If you are a tenant and you are a disinterested party (no family, friend or business relation to the owner), then you can approach the owner, find out what he owes and offer to purchase the home for that amount. There would be closing costs involved and you would have to decide who pays them, but this is the cleanest and easiest way. The other way is to keep an eye out for signs that the bank is taking back the house. In fact, you might be among the first to know since if you're a tenant, the bank has to notify you of foreclosure proceedings. Then, approach the bank and see what you can work out for a fair price, or, wait until it gets put on the market and contact the listing agent immediately.
I have been working with people involved with both Short Sales and in the midst of foreclosure. As most of the agents have stated, you should chat with a realtor to learn your options. You should also chat with a lender to see if you are able to obtain a mortgage in accordance with you budget. Chat with a number of realtors (interview them), but find one that you trust and let them assist you in the process. It is possible to make a purchase of this type, but there is a process and a realtor will be able to help.
Regards, Joe Schwalbach email@example.com

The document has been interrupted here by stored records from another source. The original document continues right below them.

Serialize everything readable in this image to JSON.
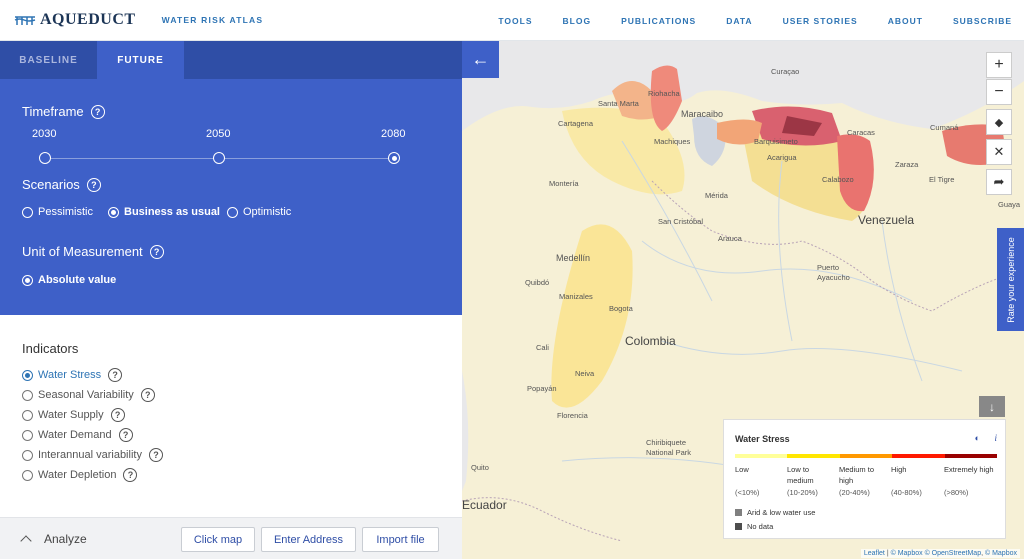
{
  "header": {
    "logo": "AQUEDUCT",
    "subtitle": "WATER RISK ATLAS",
    "nav": [
      "TOOLS",
      "BLOG",
      "PUBLICATIONS",
      "DATA",
      "USER STORIES",
      "ABOUT",
      "SUBSCRIBE"
    ]
  },
  "tabs": [
    {
      "label": "BASELINE",
      "active": false
    },
    {
      "label": "FUTURE",
      "active": true
    }
  ],
  "timeframe": {
    "title": "Timeframe",
    "options": [
      "2030",
      "2050",
      "2080"
    ],
    "selected": "2080"
  },
  "scenarios": {
    "title": "Scenarios",
    "options": [
      "Pessimistic",
      "Business as usual",
      "Optimistic"
    ],
    "selected": "Business as usual"
  },
  "unit": {
    "title": "Unit of Measurement",
    "options": [
      "Absolute value"
    ],
    "selected": "Absolute value"
  },
  "indicators": {
    "title": "Indicators",
    "items": [
      "Water Stress",
      "Seasonal Variability",
      "Water Supply",
      "Water Demand",
      "Interannual variability",
      "Water Depletion"
    ],
    "selected": "Water Stress"
  },
  "analyze": {
    "label": "Analyze",
    "buttons": [
      "Click map",
      "Enter Address",
      "Import file"
    ]
  },
  "map": {
    "rate_label": "Rate your experience",
    "labels": {
      "curacao": "Curaçao",
      "santa_marta": "Santa Marta",
      "riohacha": "Riohacha",
      "maracaibo": "Maracaibo",
      "cartagena": "Cartagena",
      "machiques": "Machiques",
      "barquisimeto": "Barquisimeto",
      "caracas": "Caracas",
      "cumana": "Cumaná",
      "acarigua": "Acarigua",
      "calabozo": "Calabozo",
      "zaraza": "Zaraza",
      "el_tigre": "El Tigre",
      "monteria": "Montería",
      "merida": "Mérida",
      "venezuela": "Venezuela",
      "san_cristobal": "San Cristóbal",
      "arauca": "Arauca",
      "medellin": "Medellín",
      "quibdo": "Quibdó",
      "puerto_ayacucho": "Puerto\nAyacucho",
      "manizales": "Manizales",
      "bogota": "Bogota",
      "colombia": "Colombia",
      "cali": "Cali",
      "neiva": "Neiva",
      "popayan": "Popayán",
      "florencia": "Florencia",
      "chiribiquete": "Chiribiquete\nNational Park",
      "quito": "Quito",
      "ecuador": "Ecuador",
      "guayana": "Guaya"
    },
    "attribution": {
      "leaflet": "Leaflet",
      "mapbox1": "© Mapbox",
      "osm": "© OpenStreetMap",
      "mapbox2": "© Mapbox"
    }
  },
  "legend": {
    "title": "Water Stress",
    "categories": [
      {
        "label": "Low",
        "range": "(<10%)",
        "color": "#ffff99"
      },
      {
        "label": "Low to medium",
        "range": "(10-20%)",
        "color": "#ffe600"
      },
      {
        "label": "Medium to high",
        "range": "(20-40%)",
        "color": "#ff9900"
      },
      {
        "label": "High",
        "range": "(40-80%)",
        "color": "#ff1900"
      },
      {
        "label": "Extremely high",
        "range": "(>80%)",
        "color": "#990000"
      }
    ],
    "extras": [
      {
        "label": "Arid & low water use",
        "color": "#808080"
      },
      {
        "label": "No data",
        "color": "#4e4e4e"
      }
    ]
  }
}
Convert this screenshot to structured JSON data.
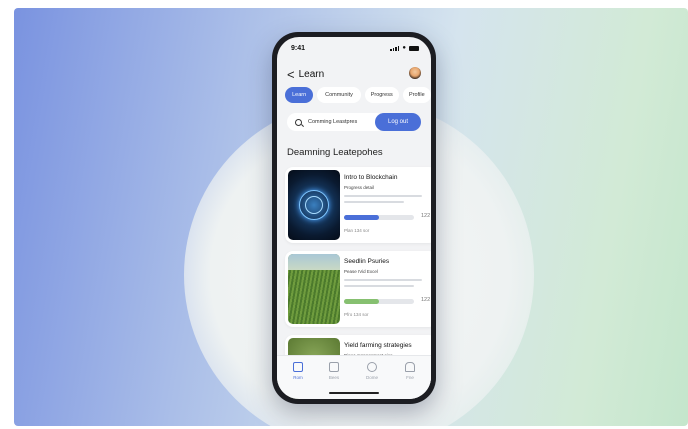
{
  "status_bar": {
    "time": "9:41"
  },
  "header": {
    "back_symbol": "<",
    "title": "Learn"
  },
  "tabs": [
    {
      "label": "Learn",
      "active": true
    },
    {
      "label": "Community",
      "active": false
    },
    {
      "label": "Progress",
      "active": false
    },
    {
      "label": "Profile",
      "active": false
    }
  ],
  "search": {
    "text": "Comming Leastpres"
  },
  "logout": {
    "label": "Log out"
  },
  "section": {
    "title": "Deamning Leatepohes"
  },
  "cards": [
    {
      "title": "Intro to Blockchain",
      "subtitle": "Progress detail",
      "progress_value": "122",
      "progress": 0.5,
      "footer": "Plan 134 sor",
      "accent": "#4a6fd8"
    },
    {
      "title": "Seedlin Psuries",
      "subtitle": "Pease IVid Excel",
      "progress_value": "122",
      "progress": 0.5,
      "footer": "Pfro 134 sor",
      "accent": "#86c070"
    },
    {
      "title": "Yield farming strategies",
      "subtitle": "Dipea management sies",
      "progress_value": "",
      "progress": 0,
      "footer": "",
      "accent": "#86c070"
    }
  ],
  "nav": [
    {
      "label": "Rom",
      "icon": "home-icon",
      "active": true
    },
    {
      "label": "Bees",
      "icon": "book-icon",
      "active": false
    },
    {
      "label": "Dome",
      "icon": "user-icon",
      "active": false
    },
    {
      "label": "Fne",
      "icon": "bell-icon",
      "active": false
    }
  ],
  "colors": {
    "accent": "#4a6fd8",
    "green": "#86c070"
  }
}
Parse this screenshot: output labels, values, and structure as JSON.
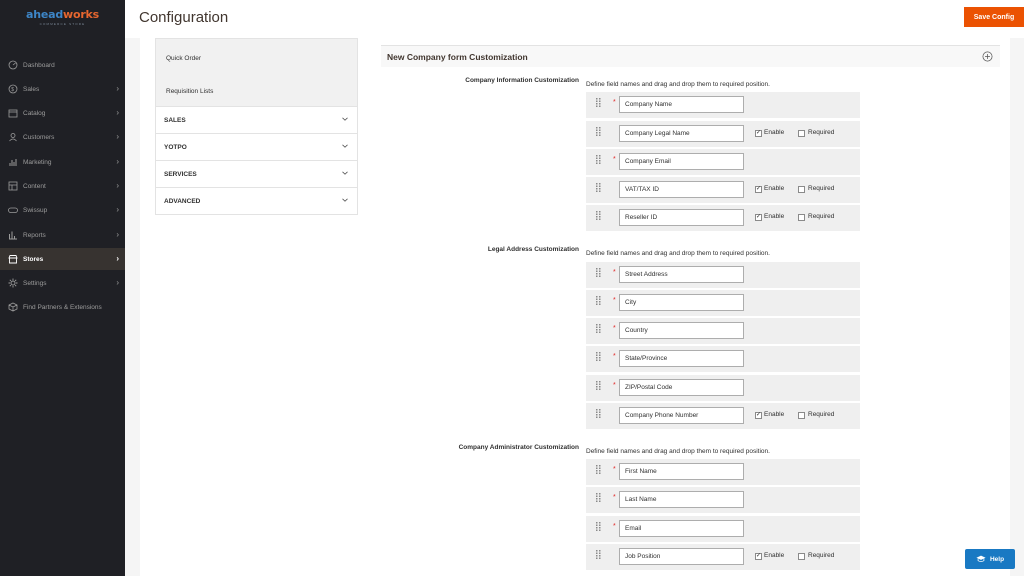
{
  "logo": {
    "main": "aheadworks",
    "sub": "COMMERCE STORE"
  },
  "sidebar": {
    "items": [
      {
        "label": "Dashboard",
        "icon": "dashboard-icon",
        "chevron": false,
        "active": false
      },
      {
        "label": "Sales",
        "icon": "dollar-icon",
        "chevron": true,
        "active": false
      },
      {
        "label": "Catalog",
        "icon": "box-icon",
        "chevron": true,
        "active": false
      },
      {
        "label": "Customers",
        "icon": "customers-icon",
        "chevron": true,
        "active": false
      },
      {
        "label": "Marketing",
        "icon": "chart-bars-icon",
        "chevron": true,
        "active": false
      },
      {
        "label": "Content",
        "icon": "layout-icon",
        "chevron": true,
        "active": false
      },
      {
        "label": "Swissup",
        "icon": "toggle-icon",
        "chevron": true,
        "active": false
      },
      {
        "label": "Reports",
        "icon": "reports-icon",
        "chevron": true,
        "active": false
      },
      {
        "label": "Stores",
        "icon": "store-icon",
        "chevron": true,
        "active": true
      },
      {
        "label": "Settings",
        "icon": "gear-icon",
        "chevron": true,
        "active": false
      },
      {
        "label": "Find Partners & Extensions",
        "icon": "cube-icon",
        "chevron": false,
        "active": false
      }
    ]
  },
  "header": {
    "title": "Configuration",
    "save_label": "Save Config"
  },
  "tabs": {
    "subitems": [
      "Quick Order",
      "Requisition Lists"
    ],
    "groups": [
      "SALES",
      "YOTPO",
      "SERVICES",
      "ADVANCED"
    ]
  },
  "section": {
    "title": "New Company form Customization"
  },
  "hint": "Define field names and drag and drop them to required position.",
  "enable_label": "Enable",
  "required_label": "Required",
  "groups": [
    {
      "label": "Company Information Customization",
      "fields": [
        {
          "value": "Company Name",
          "required": true,
          "options": false,
          "enabled": false
        },
        {
          "value": "Company Legal Name",
          "required": false,
          "options": true,
          "enabled": true
        },
        {
          "value": "Company Email",
          "required": true,
          "options": false,
          "enabled": false
        },
        {
          "value": "VAT/TAX ID",
          "required": false,
          "options": true,
          "enabled": true
        },
        {
          "value": "Reseller ID",
          "required": false,
          "options": true,
          "enabled": true
        }
      ]
    },
    {
      "label": "Legal Address Customization",
      "fields": [
        {
          "value": "Street Address",
          "required": true,
          "options": false,
          "enabled": false
        },
        {
          "value": "City",
          "required": true,
          "options": false,
          "enabled": false
        },
        {
          "value": "Country",
          "required": true,
          "options": false,
          "enabled": false
        },
        {
          "value": "State/Province",
          "required": true,
          "options": false,
          "enabled": false
        },
        {
          "value": "ZIP/Postal Code",
          "required": true,
          "options": false,
          "enabled": false
        },
        {
          "value": "Company Phone Number",
          "required": false,
          "options": true,
          "enabled": true
        }
      ]
    },
    {
      "label": "Company Administrator Customization",
      "fields": [
        {
          "value": "First Name",
          "required": true,
          "options": false,
          "enabled": false
        },
        {
          "value": "Last Name",
          "required": true,
          "options": false,
          "enabled": false
        },
        {
          "value": "Email",
          "required": true,
          "options": false,
          "enabled": false
        },
        {
          "value": "Job Position",
          "required": false,
          "options": true,
          "enabled": true
        }
      ]
    }
  ],
  "help_label": "Help",
  "colors": {
    "accent": "#eb5202",
    "sidebar": "#1f2025",
    "help": "#1979c3",
    "required": "#e22626"
  }
}
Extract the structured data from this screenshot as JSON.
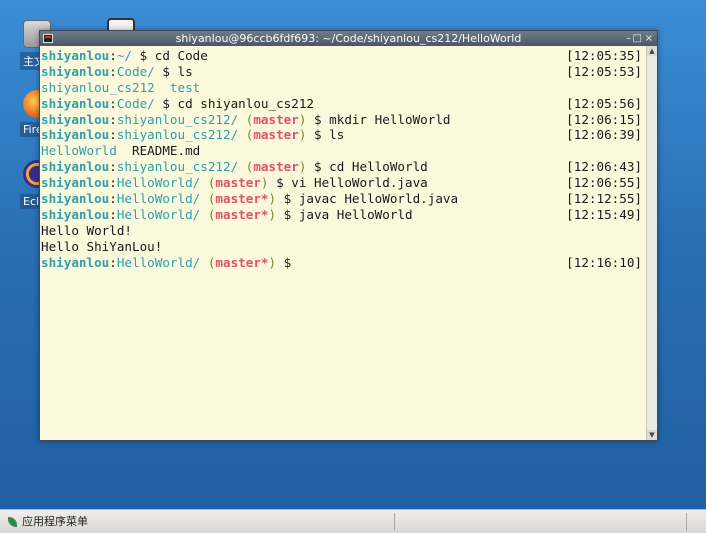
{
  "desktop": {
    "icons": [
      {
        "label": "主文",
        "icon": "home-folder-icon"
      },
      {
        "label": "",
        "icon": "terminal-app-icon"
      },
      {
        "label": "Fire",
        "icon": "firefox-icon"
      },
      {
        "label": "Ecli",
        "icon": "eclipse-icon"
      },
      {
        "label": "",
        "icon": "document-icon"
      }
    ]
  },
  "window": {
    "title": "shiyanlou@96ccb6fdf693: ~/Code/shiyanlou_cs212/HelloWorld",
    "controls": {
      "minimize": "–",
      "maximize": "□",
      "close": "×"
    }
  },
  "terminal": {
    "lines": [
      {
        "segs": [
          {
            "t": "shiyanlou",
            "c": "u"
          },
          {
            "t": ":",
            "c": ""
          },
          {
            "t": "~/",
            "c": "d"
          },
          {
            "t": " $ cd Code",
            "c": ""
          }
        ],
        "ts": "[12:05:35]"
      },
      {
        "segs": [
          {
            "t": "shiyanlou",
            "c": "u"
          },
          {
            "t": ":",
            "c": ""
          },
          {
            "t": "Code/",
            "c": "d"
          },
          {
            "t": " $ ls",
            "c": ""
          }
        ],
        "ts": "[12:05:53]"
      },
      {
        "segs": [
          {
            "t": "shiyanlou_cs212",
            "c": "d"
          },
          {
            "t": "  ",
            "c": ""
          },
          {
            "t": "test",
            "c": "d"
          }
        ],
        "ts": ""
      },
      {
        "segs": [
          {
            "t": "shiyanlou",
            "c": "u"
          },
          {
            "t": ":",
            "c": ""
          },
          {
            "t": "Code/",
            "c": "d"
          },
          {
            "t": " $ cd shiyanlou_cs212",
            "c": ""
          }
        ],
        "ts": "[12:05:56]"
      },
      {
        "segs": [
          {
            "t": "shiyanlou",
            "c": "u"
          },
          {
            "t": ":",
            "c": ""
          },
          {
            "t": "shiyanlou_cs212/",
            "c": "d"
          },
          {
            "t": " (",
            "c": "p"
          },
          {
            "t": "master",
            "c": "b"
          },
          {
            "t": ")",
            "c": "p"
          },
          {
            "t": " $ mkdir HelloWorld",
            "c": ""
          }
        ],
        "ts": "[12:06:15]"
      },
      {
        "segs": [
          {
            "t": "shiyanlou",
            "c": "u"
          },
          {
            "t": ":",
            "c": ""
          },
          {
            "t": "shiyanlou_cs212/",
            "c": "d"
          },
          {
            "t": " (",
            "c": "p"
          },
          {
            "t": "master",
            "c": "b"
          },
          {
            "t": ")",
            "c": "p"
          },
          {
            "t": " $ ls",
            "c": ""
          }
        ],
        "ts": "[12:06:39]"
      },
      {
        "segs": [
          {
            "t": "HelloWorld",
            "c": "d"
          },
          {
            "t": "  README.md",
            "c": ""
          }
        ],
        "ts": ""
      },
      {
        "segs": [
          {
            "t": "shiyanlou",
            "c": "u"
          },
          {
            "t": ":",
            "c": ""
          },
          {
            "t": "shiyanlou_cs212/",
            "c": "d"
          },
          {
            "t": " (",
            "c": "p"
          },
          {
            "t": "master",
            "c": "b"
          },
          {
            "t": ")",
            "c": "p"
          },
          {
            "t": " $ cd HelloWorld",
            "c": ""
          }
        ],
        "ts": "[12:06:43]"
      },
      {
        "segs": [
          {
            "t": "shiyanlou",
            "c": "u"
          },
          {
            "t": ":",
            "c": ""
          },
          {
            "t": "HelloWorld/",
            "c": "d"
          },
          {
            "t": " (",
            "c": "p"
          },
          {
            "t": "master",
            "c": "b"
          },
          {
            "t": ")",
            "c": "p"
          },
          {
            "t": " $ vi HelloWorld.java",
            "c": ""
          }
        ],
        "ts": "[12:06:55]"
      },
      {
        "segs": [
          {
            "t": "shiyanlou",
            "c": "u"
          },
          {
            "t": ":",
            "c": ""
          },
          {
            "t": "HelloWorld/",
            "c": "d"
          },
          {
            "t": " (",
            "c": "p"
          },
          {
            "t": "master*",
            "c": "b"
          },
          {
            "t": ")",
            "c": "p"
          },
          {
            "t": " $ javac HelloWorld.java",
            "c": ""
          }
        ],
        "ts": "[12:12:55]"
      },
      {
        "segs": [
          {
            "t": "shiyanlou",
            "c": "u"
          },
          {
            "t": ":",
            "c": ""
          },
          {
            "t": "HelloWorld/",
            "c": "d"
          },
          {
            "t": " (",
            "c": "p"
          },
          {
            "t": "master*",
            "c": "b"
          },
          {
            "t": ")",
            "c": "p"
          },
          {
            "t": " $ java HelloWorld",
            "c": ""
          }
        ],
        "ts": "[12:15:49]"
      },
      {
        "segs": [
          {
            "t": "Hello World!",
            "c": ""
          }
        ],
        "ts": ""
      },
      {
        "segs": [
          {
            "t": "Hello ShiYanLou!",
            "c": ""
          }
        ],
        "ts": ""
      },
      {
        "segs": [
          {
            "t": "shiyanlou",
            "c": "u"
          },
          {
            "t": ":",
            "c": ""
          },
          {
            "t": "HelloWorld/",
            "c": "d"
          },
          {
            "t": " (",
            "c": "p"
          },
          {
            "t": "master*",
            "c": "b"
          },
          {
            "t": ")",
            "c": "p"
          },
          {
            "t": " $",
            "c": ""
          }
        ],
        "ts": "[12:16:10]"
      }
    ]
  },
  "scrollbar": {
    "up": "▲",
    "down": "▼"
  },
  "taskbar": {
    "menu_label": "应用程序菜单"
  },
  "colors": {
    "user": "#2f9fb0",
    "branch": "#e0506a",
    "paren": "#7a8a2a",
    "terminal_bg": "#fbf8dc"
  }
}
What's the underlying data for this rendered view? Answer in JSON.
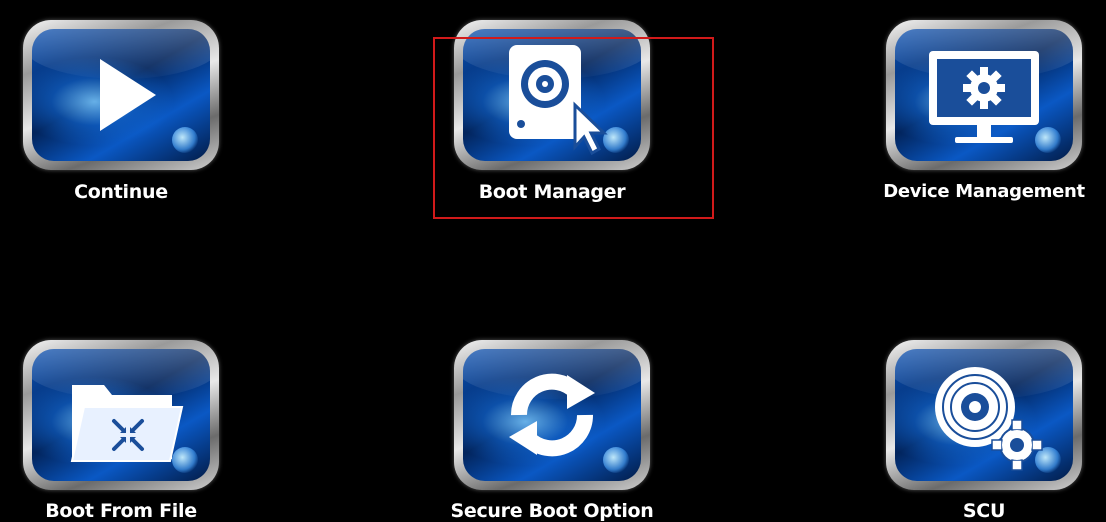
{
  "menu": {
    "items": [
      {
        "label": "Continue",
        "icon": "play-icon"
      },
      {
        "label": "Boot Manager",
        "icon": "boot-disk-icon"
      },
      {
        "label": "Device Management",
        "icon": "monitor-gear-icon"
      },
      {
        "label": "Boot From File",
        "icon": "folder-icon"
      },
      {
        "label": "Secure Boot Option",
        "icon": "refresh-icon"
      },
      {
        "label": "SCU",
        "icon": "disc-gear-icon"
      }
    ],
    "selected_item": "Boot Manager"
  },
  "colors": {
    "background": "#000000",
    "tile_blue": "#0a4fb0",
    "highlight_border": "#d11a1a",
    "label_text": "#ffffff"
  }
}
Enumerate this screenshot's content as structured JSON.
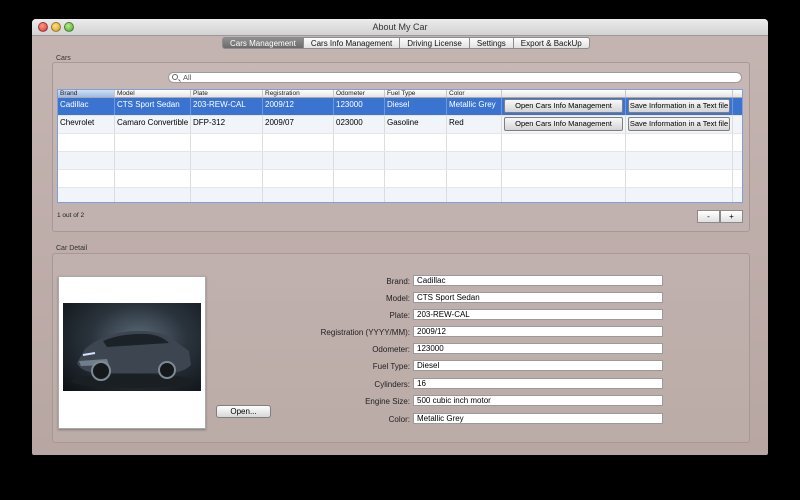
{
  "window": {
    "title": "About My Car"
  },
  "tabs": [
    {
      "label": "Cars Management",
      "active": true
    },
    {
      "label": "Cars Info Management",
      "active": false
    },
    {
      "label": "Driving License",
      "active": false
    },
    {
      "label": "Settings",
      "active": false
    },
    {
      "label": "Export & BackUp",
      "active": false
    }
  ],
  "cars_group": {
    "label": "Cars",
    "search": {
      "placeholder": "All",
      "value": ""
    },
    "columns": [
      "Brand",
      "Model",
      "Plate",
      "Registration",
      "Odometer",
      "Fuel Type",
      "Color",
      "",
      ""
    ],
    "rows": [
      {
        "brand": "Cadillac",
        "model": "CTS Sport Sedan",
        "plate": "203-REW-CAL",
        "registration": "2009/12",
        "odometer": "123000",
        "fuel": "Diesel",
        "color": "Metallic Grey",
        "action1": "Open Cars Info Management",
        "action2": "Save Information in a Text file"
      },
      {
        "brand": "Chevrolet",
        "model": "Camaro Convertible",
        "plate": "DFP-312",
        "registration": "2009/07",
        "odometer": "023000",
        "fuel": "Gasoline",
        "color": "Red",
        "action1": "Open Cars Info Management",
        "action2": "Save Information in a Text file"
      }
    ],
    "status": "1 out of 2",
    "remove_label": "-",
    "add_label": "+"
  },
  "detail": {
    "label": "Car Detail",
    "open_label": "Open...",
    "fields": [
      {
        "label": "Brand:",
        "value": "Cadillac"
      },
      {
        "label": "Model:",
        "value": "CTS Sport Sedan"
      },
      {
        "label": "Plate:",
        "value": "203-REW-CAL"
      },
      {
        "label": "Registration (YYYY/MM):",
        "value": "2009/12"
      },
      {
        "label": "Odometer:",
        "value": "123000"
      },
      {
        "label": "Fuel Type:",
        "value": "Diesel"
      },
      {
        "label": "Cylinders:",
        "value": "16"
      },
      {
        "label": "Engine Size:",
        "value": "500 cubic inch motor"
      },
      {
        "label": "Color:",
        "value": "Metallic Grey"
      }
    ]
  },
  "colors": {
    "selection": "#3b74d0",
    "window_bg": "#bfaeab"
  }
}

The only way that I would recommend that purchase a short sale is by working with an Realtor that is Experienced with buying and selling short sale/foreclosure properties. Not every Realtor has the knowledge required to complete the process and you should ask the question.
Back to purchasing the property. Lender will ask you to sign an affidavit stating the you are not related to the Seller or have any connection with the Seller other than renting. If you are related, it won't happen as a short sale.
If you have further questions, your welcome to contact. firstname.lastname@example.org
It's not possible to purchase this property as a foreclosure until it has actually been foreclosed and the lender takes ownership. This could require an excessive amount of time with no assurance that you could gain ownership.
I agree with those that are suggesting going the short sale route. With suffucient time, the seller would be wise to consider this option which could put you in an early position of being able to purchase the home.
Best course is to talk to the owner and arrange a sale of the property. There are a few questions that need answered, though.
1. Does the property have a Sheriff's sale date?
2. Are you, in fact, a tenant, as assumed?
3. Have you tried to qualify for a mortgage?
The key point, though, is that you would need to get everything done prior to the bank actually forecloses.
Click on the blue "Conact" link below my logo, and let's talk about your options!
2. You can wait until the Bank takes possession: This will mean moving out for a while; it would not be a smooth transition, and there would be no guarantee that your Offer would be the one accepted.
Unfortunately, there is no way to short-cut this.
You may be thinking about making a ridiculous offer now, to the Bank, to avoid the foreclosure: It won't work because your Lender would not let you pay more than it is worth.
Good luck and may God bless